Landa says the purpose of their meeting is to discuss security matters. At times, it seems less for information and more as a means of torture. He even orders Shosanna a glass of milk, the very thing he drank the last time they were acquainted.
Meanwhile, there is a great focus on the strudels. It seems unnecessary, but Tarantino seems to have a great love of shaping human interaction around the things we eat. That lovingly shot close up of Shosanna ripping off a piece of strudel, then piling a little cream onto it, reminds me of watching Samuel L. Jackson devour a Big Kahuna Burger in "Pulp Fiction." Tarantino seems to think a lot can be said about a person by how they eat their food. In this instance, Shosanna is someone who is careful, and will never miss a detail. Landa, meanwhile, shoves the pastry in his face. This is consistent with much of the humor arising from this character; he seems to be funniest in how outlandish he is in just about everything he does.
It's strange also to see the weird chemistry between Landa and Shosanna. While one is a Nazi and the other is a secret Jew, they seem quite good in listening to each other and responding to each other's comments. At times, they chat almost as if they are old friends.
Of course, while parts of this scene may seem very light-hearted, one can forget its extremely serious undertones. After all, this is a film about the topic of genocide. The most serious moment comes as Landa states, "I did have something else I wanted to ask you." His smile so quickly turns into a frown, showing how his character can go so quickly from kind to cruel. Shosanna of course, tries to stand her ground. Tarantino takes no hesitation in lingering on this long, frightful silence.
Suddenly, Landa's deathly stare turns into an all-out smile. He states, "But right now, for the life of me, I can't remember what it is. Oh well, must not have been important." This reveals something very important about Landa. Throughout the film, he seems to constantly be on the line between very serious man, and cartoonishly over-the-top. He is a villain so frightening in his insane self-centered principles. Yet, here, he is as clueless as the conventional Hollywood villain who's too underwritten to stop his foe.

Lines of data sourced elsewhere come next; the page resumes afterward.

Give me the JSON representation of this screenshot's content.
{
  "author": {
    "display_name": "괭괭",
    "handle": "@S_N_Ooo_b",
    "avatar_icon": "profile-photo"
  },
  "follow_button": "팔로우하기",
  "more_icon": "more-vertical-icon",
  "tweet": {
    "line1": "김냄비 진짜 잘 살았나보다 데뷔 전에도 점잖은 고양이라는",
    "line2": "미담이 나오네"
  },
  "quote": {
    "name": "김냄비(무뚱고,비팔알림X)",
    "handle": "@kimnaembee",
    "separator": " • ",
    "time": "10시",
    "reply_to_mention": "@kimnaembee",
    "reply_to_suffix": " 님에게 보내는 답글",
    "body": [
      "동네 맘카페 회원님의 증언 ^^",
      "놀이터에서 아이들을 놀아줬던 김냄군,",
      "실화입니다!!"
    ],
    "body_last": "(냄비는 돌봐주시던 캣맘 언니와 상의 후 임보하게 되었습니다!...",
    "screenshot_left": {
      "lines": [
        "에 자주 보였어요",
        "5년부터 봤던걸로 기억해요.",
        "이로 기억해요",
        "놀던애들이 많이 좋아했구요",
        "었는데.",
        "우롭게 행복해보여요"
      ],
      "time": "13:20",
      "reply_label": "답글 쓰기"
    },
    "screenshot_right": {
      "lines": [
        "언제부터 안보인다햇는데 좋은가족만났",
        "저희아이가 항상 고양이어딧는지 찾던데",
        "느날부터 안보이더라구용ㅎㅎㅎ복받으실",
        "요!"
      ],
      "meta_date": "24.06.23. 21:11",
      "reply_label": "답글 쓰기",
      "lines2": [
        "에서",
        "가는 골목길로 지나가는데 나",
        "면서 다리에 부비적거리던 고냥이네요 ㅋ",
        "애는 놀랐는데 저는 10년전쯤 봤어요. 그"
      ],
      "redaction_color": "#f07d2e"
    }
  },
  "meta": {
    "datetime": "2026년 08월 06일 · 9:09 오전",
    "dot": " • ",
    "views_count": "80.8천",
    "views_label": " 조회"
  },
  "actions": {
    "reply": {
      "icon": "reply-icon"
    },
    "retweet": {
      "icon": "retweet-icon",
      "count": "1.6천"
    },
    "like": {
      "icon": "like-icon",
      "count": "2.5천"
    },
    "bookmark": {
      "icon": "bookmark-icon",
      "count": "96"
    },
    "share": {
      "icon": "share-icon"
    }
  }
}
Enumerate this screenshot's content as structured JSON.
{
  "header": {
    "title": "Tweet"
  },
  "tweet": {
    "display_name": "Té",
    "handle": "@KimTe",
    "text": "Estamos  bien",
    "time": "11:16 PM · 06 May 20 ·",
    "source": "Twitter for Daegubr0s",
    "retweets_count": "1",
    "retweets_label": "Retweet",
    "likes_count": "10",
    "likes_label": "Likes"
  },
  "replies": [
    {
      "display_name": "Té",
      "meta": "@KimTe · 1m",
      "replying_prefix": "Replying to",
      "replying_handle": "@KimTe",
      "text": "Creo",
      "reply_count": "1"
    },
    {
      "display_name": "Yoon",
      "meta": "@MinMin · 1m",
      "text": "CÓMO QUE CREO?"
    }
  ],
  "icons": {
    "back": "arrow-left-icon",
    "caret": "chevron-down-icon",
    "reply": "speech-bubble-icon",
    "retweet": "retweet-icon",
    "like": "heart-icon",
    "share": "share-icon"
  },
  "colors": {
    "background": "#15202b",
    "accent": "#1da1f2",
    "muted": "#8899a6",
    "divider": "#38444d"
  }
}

In this case, it's not poor writing, but some form of satire. That, and it reveals Landa as the most complex Nazi we may ever see on film.

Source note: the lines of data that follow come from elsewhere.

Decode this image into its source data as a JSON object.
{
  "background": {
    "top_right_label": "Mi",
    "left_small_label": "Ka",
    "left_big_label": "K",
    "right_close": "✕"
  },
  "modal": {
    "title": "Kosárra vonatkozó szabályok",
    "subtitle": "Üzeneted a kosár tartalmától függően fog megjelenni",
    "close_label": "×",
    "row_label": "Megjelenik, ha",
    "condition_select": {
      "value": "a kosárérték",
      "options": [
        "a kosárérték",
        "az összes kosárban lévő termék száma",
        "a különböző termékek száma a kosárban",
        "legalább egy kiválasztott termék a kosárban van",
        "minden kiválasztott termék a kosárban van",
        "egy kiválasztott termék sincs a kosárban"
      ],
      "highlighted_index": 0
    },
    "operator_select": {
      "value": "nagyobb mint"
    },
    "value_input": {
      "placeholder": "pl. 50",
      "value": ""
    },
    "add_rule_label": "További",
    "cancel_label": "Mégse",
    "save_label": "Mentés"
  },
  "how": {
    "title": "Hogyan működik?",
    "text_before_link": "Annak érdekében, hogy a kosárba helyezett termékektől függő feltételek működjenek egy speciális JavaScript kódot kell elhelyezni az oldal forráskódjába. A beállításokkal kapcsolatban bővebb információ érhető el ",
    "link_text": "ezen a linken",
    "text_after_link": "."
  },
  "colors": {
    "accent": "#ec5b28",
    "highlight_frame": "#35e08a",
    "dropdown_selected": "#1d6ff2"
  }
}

If we look at it from the possibility that he did know it was her, why wouldn't Landa try and stop her? Well, maybe he didn't want to because he enjoys torturing her with mystery better. Also, Landa is always fixated on the idea of survival. He seems to hold great respect for those who will do anything to survive. This is why many believe he let Shosanna run away at the beginning. Now, he sees that she is not only surviving, but thriving (like the rats he discusses earlier in the film). He may be simply amazed at how she overcame so much to come this far, and that she deserves to remain in secret.
After Landa leaves, we get to see why Laurent deserved an Oscar nomination this year. After Landa leaves, her feigned smile quickly turns into a frown. When she sees she is completely alone, she lets out a giant gasp and begins crying. It seems almost as if she's been under the identity of Emmanuelle for so long that she forgot how to feel like Shosanna. It's strange how she turns around to see if it's okay to cry; as this makes it seem like her reaction is almost mechanical. However, Laurent manages to make it the most emotionally realistic moment in the entire film. It could also be that she, like the audience, can't believe she's made it this far. In this way, Laurent turns Shosanna perhaps into the film's most relatable character.
Overall, this scene seems to be an embodiment of what "Inglourious Basterds" is truly about: a celebration of the finer things in culture. This ranges from good cinema to good Scotch, good cigarettes, and of course, a fine dessert. Here is a scene that represents why Tarantino is the auteur of our generation: he has an incredible understanding of humanity, timing, and detail.